[What the exercise asks]:
Every record shown here must be duplicated without change.

[Exercise input]:

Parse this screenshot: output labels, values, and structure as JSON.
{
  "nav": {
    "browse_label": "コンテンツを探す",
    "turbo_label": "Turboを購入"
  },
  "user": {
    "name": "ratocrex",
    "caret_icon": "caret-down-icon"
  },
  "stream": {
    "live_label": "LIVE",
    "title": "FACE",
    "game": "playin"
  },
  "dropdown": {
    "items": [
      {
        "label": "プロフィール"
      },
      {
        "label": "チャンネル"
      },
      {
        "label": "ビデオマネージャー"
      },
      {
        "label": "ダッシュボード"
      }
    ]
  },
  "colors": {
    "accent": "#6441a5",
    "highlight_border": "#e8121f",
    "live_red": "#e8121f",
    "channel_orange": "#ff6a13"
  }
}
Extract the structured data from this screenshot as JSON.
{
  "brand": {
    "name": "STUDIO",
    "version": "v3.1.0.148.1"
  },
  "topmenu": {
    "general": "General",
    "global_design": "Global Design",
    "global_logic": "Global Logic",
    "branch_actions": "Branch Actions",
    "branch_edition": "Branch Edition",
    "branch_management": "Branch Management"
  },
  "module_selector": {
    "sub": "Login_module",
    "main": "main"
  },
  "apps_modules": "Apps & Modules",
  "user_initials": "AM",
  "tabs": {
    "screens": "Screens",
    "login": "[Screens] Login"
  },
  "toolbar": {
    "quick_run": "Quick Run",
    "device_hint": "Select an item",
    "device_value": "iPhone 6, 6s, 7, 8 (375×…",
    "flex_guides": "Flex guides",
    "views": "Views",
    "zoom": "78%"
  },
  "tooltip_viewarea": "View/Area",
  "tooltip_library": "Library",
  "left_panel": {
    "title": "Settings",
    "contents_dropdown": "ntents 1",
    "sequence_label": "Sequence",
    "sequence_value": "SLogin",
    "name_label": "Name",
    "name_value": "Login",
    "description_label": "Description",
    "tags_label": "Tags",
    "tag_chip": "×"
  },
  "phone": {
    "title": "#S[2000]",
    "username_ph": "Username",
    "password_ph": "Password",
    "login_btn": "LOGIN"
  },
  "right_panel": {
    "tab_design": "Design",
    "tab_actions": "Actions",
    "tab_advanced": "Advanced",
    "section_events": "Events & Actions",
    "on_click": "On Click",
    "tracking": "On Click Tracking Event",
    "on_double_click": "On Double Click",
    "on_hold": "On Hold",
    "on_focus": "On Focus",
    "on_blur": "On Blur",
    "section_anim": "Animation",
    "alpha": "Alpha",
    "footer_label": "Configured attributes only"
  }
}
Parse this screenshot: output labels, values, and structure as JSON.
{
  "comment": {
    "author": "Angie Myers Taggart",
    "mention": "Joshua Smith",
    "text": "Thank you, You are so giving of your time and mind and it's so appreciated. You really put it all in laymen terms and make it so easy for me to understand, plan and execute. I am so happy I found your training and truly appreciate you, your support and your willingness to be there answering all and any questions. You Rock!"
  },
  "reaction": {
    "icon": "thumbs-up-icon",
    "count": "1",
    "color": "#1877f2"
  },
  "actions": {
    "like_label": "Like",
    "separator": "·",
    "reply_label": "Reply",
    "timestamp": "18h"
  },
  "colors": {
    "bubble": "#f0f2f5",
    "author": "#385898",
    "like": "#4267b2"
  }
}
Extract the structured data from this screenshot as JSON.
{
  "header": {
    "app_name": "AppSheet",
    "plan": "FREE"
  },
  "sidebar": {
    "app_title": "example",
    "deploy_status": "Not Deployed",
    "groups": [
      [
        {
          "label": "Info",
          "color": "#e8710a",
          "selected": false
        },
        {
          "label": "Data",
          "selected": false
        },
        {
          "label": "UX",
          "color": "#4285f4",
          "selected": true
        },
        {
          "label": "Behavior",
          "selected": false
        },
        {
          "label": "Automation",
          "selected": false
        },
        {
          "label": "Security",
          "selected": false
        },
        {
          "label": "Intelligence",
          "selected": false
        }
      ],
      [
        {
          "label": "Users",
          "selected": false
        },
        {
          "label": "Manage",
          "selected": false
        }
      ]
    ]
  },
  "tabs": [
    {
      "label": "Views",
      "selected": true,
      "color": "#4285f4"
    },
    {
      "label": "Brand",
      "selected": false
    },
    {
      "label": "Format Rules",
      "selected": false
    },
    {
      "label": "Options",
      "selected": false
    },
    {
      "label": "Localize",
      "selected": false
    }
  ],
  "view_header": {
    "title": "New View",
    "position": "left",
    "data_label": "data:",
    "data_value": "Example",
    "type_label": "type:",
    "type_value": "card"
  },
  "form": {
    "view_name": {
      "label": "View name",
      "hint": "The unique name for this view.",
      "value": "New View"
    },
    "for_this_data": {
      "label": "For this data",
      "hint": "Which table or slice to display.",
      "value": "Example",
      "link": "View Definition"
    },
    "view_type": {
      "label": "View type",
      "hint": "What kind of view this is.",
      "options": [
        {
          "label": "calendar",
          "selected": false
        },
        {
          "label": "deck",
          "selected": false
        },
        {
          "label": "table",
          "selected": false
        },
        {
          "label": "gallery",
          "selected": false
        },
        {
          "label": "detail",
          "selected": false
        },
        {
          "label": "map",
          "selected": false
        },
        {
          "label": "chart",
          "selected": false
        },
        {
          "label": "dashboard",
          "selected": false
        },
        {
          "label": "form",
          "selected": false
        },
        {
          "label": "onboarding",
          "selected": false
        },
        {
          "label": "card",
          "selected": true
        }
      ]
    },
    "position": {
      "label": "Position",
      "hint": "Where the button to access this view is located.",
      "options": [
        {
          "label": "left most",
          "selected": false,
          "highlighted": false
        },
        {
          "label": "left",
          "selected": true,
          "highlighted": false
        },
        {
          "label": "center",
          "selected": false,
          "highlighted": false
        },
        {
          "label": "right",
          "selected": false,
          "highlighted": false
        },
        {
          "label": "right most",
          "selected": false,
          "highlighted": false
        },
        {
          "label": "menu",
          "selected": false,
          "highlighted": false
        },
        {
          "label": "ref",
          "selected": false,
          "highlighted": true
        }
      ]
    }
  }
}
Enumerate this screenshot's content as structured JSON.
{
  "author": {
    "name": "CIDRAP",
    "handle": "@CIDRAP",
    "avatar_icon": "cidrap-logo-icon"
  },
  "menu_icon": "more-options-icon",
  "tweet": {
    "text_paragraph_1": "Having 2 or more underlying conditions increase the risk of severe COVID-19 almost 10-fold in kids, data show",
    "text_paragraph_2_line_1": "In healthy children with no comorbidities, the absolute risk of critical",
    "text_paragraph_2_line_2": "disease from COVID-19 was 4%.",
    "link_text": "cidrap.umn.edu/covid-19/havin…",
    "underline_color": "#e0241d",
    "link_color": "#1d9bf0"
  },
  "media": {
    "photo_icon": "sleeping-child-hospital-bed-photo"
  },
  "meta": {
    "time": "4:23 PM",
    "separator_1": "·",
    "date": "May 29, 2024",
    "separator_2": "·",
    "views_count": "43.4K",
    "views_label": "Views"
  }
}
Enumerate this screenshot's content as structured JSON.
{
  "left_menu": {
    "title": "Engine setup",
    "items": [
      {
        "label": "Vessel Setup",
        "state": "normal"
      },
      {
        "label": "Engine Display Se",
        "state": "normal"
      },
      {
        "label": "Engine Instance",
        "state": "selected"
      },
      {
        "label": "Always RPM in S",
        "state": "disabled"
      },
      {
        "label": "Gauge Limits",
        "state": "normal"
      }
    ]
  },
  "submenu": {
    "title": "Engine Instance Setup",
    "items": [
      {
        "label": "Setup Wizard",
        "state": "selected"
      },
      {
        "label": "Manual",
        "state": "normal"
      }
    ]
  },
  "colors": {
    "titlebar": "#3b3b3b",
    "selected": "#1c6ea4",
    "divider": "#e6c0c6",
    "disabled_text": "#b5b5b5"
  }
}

[Response below]:
Parse this screenshot: output labels, values, and structure as JSON.
{
  "nav": {
    "browse_label": "コンテンツを探す",
    "turbo_label": "Turboを購入"
  },
  "user": {
    "name": "ratocrex",
    "caret_icon": "caret-down-icon"
  },
  "stream": {
    "live_label": "LIVE",
    "title": "FACE",
    "game": "playin"
  },
  "dropdown": {
    "items": [
      {
        "label": "プロフィール"
      },
      {
        "label": "チャンネル"
      },
      {
        "label": "ビデオマネージャー"
      },
      {
        "label": "ダッシュボード"
      }
    ]
  },
  "colors": {
    "accent": "#6441a5",
    "highlight_border": "#e8121f",
    "live_red": "#e8121f",
    "channel_orange": "#ff6a13"
  }
}
Extract the structured data from this screenshot as JSON.
{
  "brand": {
    "name": "STUDIO",
    "version": "v3.1.0.148.1"
  },
  "topmenu": {
    "general": "General",
    "global_design": "Global Design",
    "global_logic": "Global Logic",
    "branch_actions": "Branch Actions",
    "branch_edition": "Branch Edition",
    "branch_management": "Branch Management"
  },
  "module_selector": {
    "sub": "Login_module",
    "main": "main"
  },
  "apps_modules": "Apps & Modules",
  "user_initials": "AM",
  "tabs": {
    "screens": "Screens",
    "login": "[Screens] Login"
  },
  "toolbar": {
    "quick_run": "Quick Run",
    "device_hint": "Select an item",
    "device_value": "iPhone 6, 6s, 7, 8 (375×…",
    "flex_guides": "Flex guides",
    "views": "Views",
    "zoom": "78%"
  },
  "tooltip_viewarea": "View/Area",
  "tooltip_library": "Library",
  "left_panel": {
    "title": "Settings",
    "contents_dropdown": "ntents 1",
    "sequence_label": "Sequence",
    "sequence_value": "SLogin",
    "name_label": "Name",
    "name_value": "Login",
    "description_label": "Description",
    "tags_label": "Tags",
    "tag_chip": "×"
  },
  "phone": {
    "title": "#S[2000]",
    "username_ph": "Username",
    "password_ph": "Password",
    "login_btn": "LOGIN"
  },
  "right_panel": {
    "tab_design": "Design",
    "tab_actions": "Actions",
    "tab_advanced": "Advanced",
    "section_events": "Events & Actions",
    "on_click": "On Click",
    "tracking": "On Click Tracking Event",
    "on_double_click": "On Double Click",
    "on_hold": "On Hold",
    "on_focus": "On Focus",
    "on_blur": "On Blur",
    "section_anim": "Animation",
    "alpha": "Alpha",
    "footer_label": "Configured attributes only"
  }
}
Parse this screenshot: output labels, values, and structure as JSON.
{
  "comment": {
    "author": "Angie Myers Taggart",
    "mention": "Joshua Smith",
    "text": "Thank you, You are so giving of your time and mind and it's so appreciated. You really put it all in laymen terms and make it so easy for me to understand, plan and execute. I am so happy I found your training and truly appreciate you, your support and your willingness to be there answering all and any questions. You Rock!"
  },
  "reaction": {
    "icon": "thumbs-up-icon",
    "count": "1",
    "color": "#1877f2"
  },
  "actions": {
    "like_label": "Like",
    "separator": "·",
    "reply_label": "Reply",
    "timestamp": "18h"
  },
  "colors": {
    "bubble": "#f0f2f5",
    "author": "#385898",
    "like": "#4267b2"
  }
}
Extract the structured data from this screenshot as JSON.
{
  "header": {
    "app_name": "AppSheet",
    "plan": "FREE"
  },
  "sidebar": {
    "app_title": "example",
    "deploy_status": "Not Deployed",
    "groups": [
      [
        {
          "label": "Info",
          "color": "#e8710a",
          "selected": false
        },
        {
          "label": "Data",
          "selected": false
        },
        {
          "label": "UX",
          "color": "#4285f4",
          "selected": true
        },
        {
          "label": "Behavior",
          "selected": false
        },
        {
          "label": "Automation",
          "selected": false
        },
        {
          "label": "Security",
          "selected": false
        },
        {
          "label": "Intelligence",
          "selected": false
        }
      ],
      [
        {
          "label": "Users",
          "selected": false
        },
        {
          "label": "Manage",
          "selected": false
        }
      ]
    ]
  },
  "tabs": [
    {
      "label": "Views",
      "selected": true,
      "color": "#4285f4"
    },
    {
      "label": "Brand",
      "selected": false
    },
    {
      "label": "Format Rules",
      "selected": false
    },
    {
      "label": "Options",
      "selected": false
    },
    {
      "label": "Localize",
      "selected": false
    }
  ],
  "view_header": {
    "title": "New View",
    "position": "left",
    "data_label": "data:",
    "data_value": "Example",
    "type_label": "type:",
    "type_value": "card"
  },
  "form": {
    "view_name": {
      "label": "View name",
      "hint": "The unique name for this view.",
      "value": "New View"
    },
    "for_this_data": {
      "label": "For this data",
      "hint": "Which table or slice to display.",
      "value": "Example",
      "link": "View Definition"
    },
    "view_type": {
      "label": "View type",
      "hint": "What kind of view this is.",
      "options": [
        {
          "label": "calendar",
          "selected": false
        },
        {
          "label": "deck",
          "selected": false
        },
        {
          "label": "table",
          "selected": false
        },
        {
          "label": "gallery",
          "selected": false
        },
        {
          "label": "detail",
          "selected": false
        },
        {
          "label": "map",
          "selected": false
        },
        {
          "label": "chart",
          "selected": false
        },
        {
          "label": "dashboard",
          "selected": false
        },
        {
          "label": "form",
          "selected": false
        },
        {
          "label": "onboarding",
          "selected": false
        },
        {
          "label": "card",
          "selected": true
        }
      ]
    },
    "position": {
      "label": "Position",
      "hint": "Where the button to access this view is located.",
      "options": [
        {
          "label": "left most",
          "selected": false,
          "highlighted": false
        },
        {
          "label": "left",
          "selected": true,
          "highlighted": false
        },
        {
          "label": "center",
          "selected": false,
          "highlighted": false
        },
        {
          "label": "right",
          "selected": false,
          "highlighted": false
        },
        {
          "label": "right most",
          "selected": false,
          "highlighted": false
        },
        {
          "label": "menu",
          "selected": false,
          "highlighted": false
        },
        {
          "label": "ref",
          "selected": false,
          "highlighted": true
        }
      ]
    }
  }
}
Enumerate this screenshot's content as structured JSON.
{
  "author": {
    "name": "CIDRAP",
    "handle": "@CIDRAP",
    "avatar_icon": "cidrap-logo-icon"
  },
  "menu_icon": "more-options-icon",
  "tweet": {
    "text_paragraph_1": "Having 2 or more underlying conditions increase the risk of severe COVID-19 almost 10-fold in kids, data show",
    "text_paragraph_2_line_1": "In healthy children with no comorbidities, the absolute risk of critical",
    "text_paragraph_2_line_2": "disease from COVID-19 was 4%.",
    "link_text": "cidrap.umn.edu/covid-19/havin…",
    "underline_color": "#e0241d",
    "link_color": "#1d9bf0"
  },
  "media": {
    "photo_icon": "sleeping-child-hospital-bed-photo"
  },
  "meta": {
    "time": "4:23 PM",
    "separator_1": "·",
    "date": "May 29, 2024",
    "separator_2": "·",
    "views_count": "43.4K",
    "views_label": "Views"
  }
}
Enumerate this screenshot's content as structured JSON.
{
  "left_menu": {
    "title": "Engine setup",
    "items": [
      {
        "label": "Vessel Setup",
        "state": "normal"
      },
      {
        "label": "Engine Display Se",
        "state": "normal"
      },
      {
        "label": "Engine Instance",
        "state": "selected"
      },
      {
        "label": "Always RPM in S",
        "state": "disabled"
      },
      {
        "label": "Gauge Limits",
        "state": "normal"
      }
    ]
  },
  "submenu": {
    "title": "Engine Instance Setup",
    "items": [
      {
        "label": "Setup Wizard",
        "state": "selected"
      },
      {
        "label": "Manual",
        "state": "normal"
      }
    ]
  },
  "colors": {
    "titlebar": "#3b3b3b",
    "selected": "#1c6ea4",
    "divider": "#e6c0c6",
    "disabled_text": "#b5b5b5"
  }
}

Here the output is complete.